My name is Julia Patton and i'm an internationally published author and illustrator of [children's picture books](https://www.amazon.co.uk/Julia Patton/e/B010K48HA0/ref=laB010K48HA0st?rh=n%3A266239%2Cp_82%3AB010K48HA0&qid=1470255392&sort=date-desc-rank). I live in the wilds of Northumberland, UK and work from a rural woodshed overlooking my vegetable garden. When i'm not creating picture books I make sketchbooks, greeting cards for various high street stores and build tree houses.
How did you start your journey in illustration and shape your early career?
My creative journey began as early as I remember creating a post-office under my Grandmothers table, making envelopes and drawing stamps that I 'posted' to my sister. My most precious gift was a box of glue, paintbrushes, paper and scissors given to me by a dear aunt many years ago. I have always loved cutting & sticking, scribbling & painting, as I still do today. I was inspired by Richard Scarry, Heath Robinson and Dr. Seuss.
You studied in The University of Edinburgh. Would you recommend the University to creative people who continue education and what do you remember it for?
My undergraduate was at Manchester University studying textiles where I discovered my love for creating beautiful aesthetics. I then attended Edinburgh University to study MA Illustration where I learned under the exceptional tutor Jonathan Gibbs, that an image must be much more than just aesthetically beautiful, it must communicate the accompanying text. I cannot praise the university and course tutors enough for guiding me through the complex and intriguing world of visual communication.
When did you start making picture books for children, and what kind of book are you working on now?
I completed my first picture book for children the year after I graduated and was lucky enough to illustrate a text for the Children's Laureate Julia Donaldson, the creator of the Gruffalo. I believe my role as an illustrator is to illuminate words, suggest the magical and interpret the unspoken. A good illustrator can capture the imagination and hearts of the audience whilst visually interpreting the emotion of the characters and adventures they explore. I love the idea that nothing is impossible to render and breath live into, which can be a quite overwhelming challenge sometimes. As an illustrator we have many tangible tools of colour, tone, texture and composition at our disposal but also the great responsibility to create a visual vocabulary which expresses those dramatic experiences that occur from physical and emotional journeys. With the help of the brilliant Vivian French and the encouragement from my agents, I now write my own stories. I am currently writing my fifth picture book and find that creating both the narrative and aesthetic makes me feel complete.
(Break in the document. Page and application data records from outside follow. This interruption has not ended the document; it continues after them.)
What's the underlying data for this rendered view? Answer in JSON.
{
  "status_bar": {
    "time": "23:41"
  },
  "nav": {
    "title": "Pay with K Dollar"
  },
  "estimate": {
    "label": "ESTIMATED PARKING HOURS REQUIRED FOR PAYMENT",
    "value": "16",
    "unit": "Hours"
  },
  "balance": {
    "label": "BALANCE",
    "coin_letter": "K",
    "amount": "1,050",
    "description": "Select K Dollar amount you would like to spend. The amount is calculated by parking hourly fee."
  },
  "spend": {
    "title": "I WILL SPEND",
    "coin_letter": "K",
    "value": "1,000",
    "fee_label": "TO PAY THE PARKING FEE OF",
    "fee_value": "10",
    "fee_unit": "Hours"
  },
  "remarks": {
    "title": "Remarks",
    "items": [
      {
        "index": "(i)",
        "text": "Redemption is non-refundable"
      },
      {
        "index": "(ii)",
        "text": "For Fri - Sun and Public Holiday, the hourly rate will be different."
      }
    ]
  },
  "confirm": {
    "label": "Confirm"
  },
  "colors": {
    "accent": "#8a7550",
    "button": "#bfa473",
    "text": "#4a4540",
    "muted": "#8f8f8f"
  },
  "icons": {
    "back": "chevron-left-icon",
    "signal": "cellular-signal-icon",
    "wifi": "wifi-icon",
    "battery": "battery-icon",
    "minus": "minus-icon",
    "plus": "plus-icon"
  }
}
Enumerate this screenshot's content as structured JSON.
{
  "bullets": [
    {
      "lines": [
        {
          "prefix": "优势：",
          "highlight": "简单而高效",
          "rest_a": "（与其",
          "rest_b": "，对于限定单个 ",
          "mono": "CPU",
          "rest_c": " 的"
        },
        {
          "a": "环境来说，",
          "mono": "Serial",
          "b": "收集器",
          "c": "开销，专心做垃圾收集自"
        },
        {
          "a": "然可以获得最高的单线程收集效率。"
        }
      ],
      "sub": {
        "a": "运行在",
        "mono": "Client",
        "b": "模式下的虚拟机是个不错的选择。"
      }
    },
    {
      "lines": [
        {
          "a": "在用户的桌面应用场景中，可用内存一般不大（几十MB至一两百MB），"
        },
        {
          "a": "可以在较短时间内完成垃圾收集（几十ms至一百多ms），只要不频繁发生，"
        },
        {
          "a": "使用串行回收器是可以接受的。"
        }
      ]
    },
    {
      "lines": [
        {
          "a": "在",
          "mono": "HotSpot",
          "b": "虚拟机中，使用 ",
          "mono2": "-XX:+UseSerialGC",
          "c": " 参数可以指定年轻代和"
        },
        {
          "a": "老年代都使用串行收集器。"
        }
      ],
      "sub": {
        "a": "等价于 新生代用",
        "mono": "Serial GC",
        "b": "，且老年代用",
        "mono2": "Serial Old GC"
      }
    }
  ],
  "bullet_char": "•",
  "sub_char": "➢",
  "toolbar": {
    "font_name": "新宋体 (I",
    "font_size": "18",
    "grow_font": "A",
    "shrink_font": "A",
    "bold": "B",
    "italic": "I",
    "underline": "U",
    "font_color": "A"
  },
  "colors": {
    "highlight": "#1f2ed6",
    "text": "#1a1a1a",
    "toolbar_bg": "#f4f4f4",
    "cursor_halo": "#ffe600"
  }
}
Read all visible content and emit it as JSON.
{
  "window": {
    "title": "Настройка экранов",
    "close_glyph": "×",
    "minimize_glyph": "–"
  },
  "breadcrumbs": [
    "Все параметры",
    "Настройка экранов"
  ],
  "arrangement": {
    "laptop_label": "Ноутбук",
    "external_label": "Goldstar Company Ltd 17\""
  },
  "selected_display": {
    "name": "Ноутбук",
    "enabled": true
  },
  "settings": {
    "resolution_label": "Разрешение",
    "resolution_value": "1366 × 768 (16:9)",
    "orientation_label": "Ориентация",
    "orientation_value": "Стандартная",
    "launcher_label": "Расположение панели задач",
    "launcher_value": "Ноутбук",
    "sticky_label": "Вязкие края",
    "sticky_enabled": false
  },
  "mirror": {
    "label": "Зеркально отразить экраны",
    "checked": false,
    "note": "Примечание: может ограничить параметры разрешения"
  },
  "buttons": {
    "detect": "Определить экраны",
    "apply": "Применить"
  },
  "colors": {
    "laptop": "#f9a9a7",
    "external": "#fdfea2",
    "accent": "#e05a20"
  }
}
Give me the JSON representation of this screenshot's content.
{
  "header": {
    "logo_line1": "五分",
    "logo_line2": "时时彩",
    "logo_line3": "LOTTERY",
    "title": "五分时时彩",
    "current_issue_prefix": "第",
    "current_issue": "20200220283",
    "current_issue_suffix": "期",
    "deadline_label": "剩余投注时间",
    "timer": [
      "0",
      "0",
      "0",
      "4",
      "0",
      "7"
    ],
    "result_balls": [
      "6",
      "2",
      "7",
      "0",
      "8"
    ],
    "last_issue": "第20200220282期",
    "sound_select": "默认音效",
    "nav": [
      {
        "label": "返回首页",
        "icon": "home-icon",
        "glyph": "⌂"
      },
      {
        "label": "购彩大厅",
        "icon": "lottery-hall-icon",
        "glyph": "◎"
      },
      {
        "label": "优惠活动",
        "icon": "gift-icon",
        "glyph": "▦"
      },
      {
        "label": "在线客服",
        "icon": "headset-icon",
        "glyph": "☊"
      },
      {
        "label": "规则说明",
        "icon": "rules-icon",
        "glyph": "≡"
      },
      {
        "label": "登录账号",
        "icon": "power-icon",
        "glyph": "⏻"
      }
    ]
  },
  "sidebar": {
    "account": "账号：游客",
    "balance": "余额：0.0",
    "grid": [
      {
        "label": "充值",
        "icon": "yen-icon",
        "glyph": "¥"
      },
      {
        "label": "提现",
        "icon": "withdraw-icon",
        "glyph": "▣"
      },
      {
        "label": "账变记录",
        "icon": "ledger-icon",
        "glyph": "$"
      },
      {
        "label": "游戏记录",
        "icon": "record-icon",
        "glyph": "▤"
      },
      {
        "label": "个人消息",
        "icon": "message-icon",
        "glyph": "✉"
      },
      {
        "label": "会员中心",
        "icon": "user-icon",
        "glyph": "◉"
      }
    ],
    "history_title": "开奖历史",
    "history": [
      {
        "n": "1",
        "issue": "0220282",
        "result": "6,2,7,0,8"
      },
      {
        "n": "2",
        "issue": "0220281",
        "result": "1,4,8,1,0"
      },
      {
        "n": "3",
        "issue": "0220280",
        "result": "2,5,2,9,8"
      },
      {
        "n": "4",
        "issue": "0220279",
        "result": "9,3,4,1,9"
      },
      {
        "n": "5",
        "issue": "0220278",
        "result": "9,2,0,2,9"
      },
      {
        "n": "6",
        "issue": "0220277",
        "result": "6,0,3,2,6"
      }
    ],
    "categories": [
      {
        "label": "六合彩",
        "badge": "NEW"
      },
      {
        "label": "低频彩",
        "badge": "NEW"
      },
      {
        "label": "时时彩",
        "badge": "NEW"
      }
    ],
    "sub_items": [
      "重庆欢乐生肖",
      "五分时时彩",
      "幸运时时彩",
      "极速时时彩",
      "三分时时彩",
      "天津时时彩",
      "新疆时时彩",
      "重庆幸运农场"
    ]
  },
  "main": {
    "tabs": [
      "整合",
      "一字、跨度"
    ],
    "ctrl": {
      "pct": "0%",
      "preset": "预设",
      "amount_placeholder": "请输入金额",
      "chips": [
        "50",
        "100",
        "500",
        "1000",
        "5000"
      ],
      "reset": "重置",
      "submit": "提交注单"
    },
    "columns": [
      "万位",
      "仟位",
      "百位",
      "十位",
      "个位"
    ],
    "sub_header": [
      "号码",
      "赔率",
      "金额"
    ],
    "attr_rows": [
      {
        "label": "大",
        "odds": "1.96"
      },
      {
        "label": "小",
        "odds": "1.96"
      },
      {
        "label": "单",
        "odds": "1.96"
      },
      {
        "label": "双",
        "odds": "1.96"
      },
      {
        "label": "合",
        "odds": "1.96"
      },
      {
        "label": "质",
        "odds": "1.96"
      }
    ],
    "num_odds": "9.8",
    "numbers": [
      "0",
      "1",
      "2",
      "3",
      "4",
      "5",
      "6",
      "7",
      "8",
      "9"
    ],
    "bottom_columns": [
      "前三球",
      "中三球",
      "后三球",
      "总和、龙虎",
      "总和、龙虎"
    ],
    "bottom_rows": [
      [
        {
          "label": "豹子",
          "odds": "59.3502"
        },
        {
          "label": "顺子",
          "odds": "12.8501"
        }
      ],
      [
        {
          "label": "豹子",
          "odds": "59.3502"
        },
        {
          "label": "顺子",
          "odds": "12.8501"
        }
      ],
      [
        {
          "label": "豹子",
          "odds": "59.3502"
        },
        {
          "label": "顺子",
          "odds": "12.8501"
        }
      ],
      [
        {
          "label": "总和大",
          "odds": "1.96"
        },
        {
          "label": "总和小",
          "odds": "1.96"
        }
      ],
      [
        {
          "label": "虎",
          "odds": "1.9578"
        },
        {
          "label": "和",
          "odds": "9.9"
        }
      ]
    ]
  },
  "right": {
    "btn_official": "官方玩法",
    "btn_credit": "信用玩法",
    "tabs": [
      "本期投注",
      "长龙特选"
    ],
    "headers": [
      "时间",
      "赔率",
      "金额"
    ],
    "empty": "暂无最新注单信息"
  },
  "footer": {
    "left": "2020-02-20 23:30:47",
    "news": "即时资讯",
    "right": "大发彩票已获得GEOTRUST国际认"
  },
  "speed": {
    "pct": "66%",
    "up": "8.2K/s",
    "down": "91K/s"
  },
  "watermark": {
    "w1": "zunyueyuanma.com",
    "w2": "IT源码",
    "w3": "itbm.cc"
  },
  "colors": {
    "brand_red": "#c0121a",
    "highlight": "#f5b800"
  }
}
I'm currently occupied with exploring narratives that challenge traditional stereotypes and that highlight issues concerning the challenging environments and emotions that contemporary children must navigate. My aim is to produce beautiful picture books that appeal to the target market (Parents) with narratives that may inspire and resonate with my intended audience (child). The book I'm working on now is called Charlie & Pip and is a story for anyone struggling to find their own voice or how to fit in.
Where do you usually meet your illustration inspiration - at your studio, in the city or outside Northumberland?
Every year I visit the International Children's Book Fair in Bologna, Italy for inspiration. This is an incredible opportunity to meet face-to-face with my international publishers, fellow creatives and agents, strengthening those all important relationships. It's a delight to finally meet in person, the individual whom you exchange countless emails with at usually very unsociable hours. Attending the trade fair is important for me to see the worlds finest publishing houses under one roof, identifying emerging trends and seeing where my work fits into the market, also who's on my next wish-list to work with.
What famous illustrators from your childhood influenced your worldview and creative thinking?
As a child I was inspired by Richard Scarry, Heath Robinson and Dr. Seuss.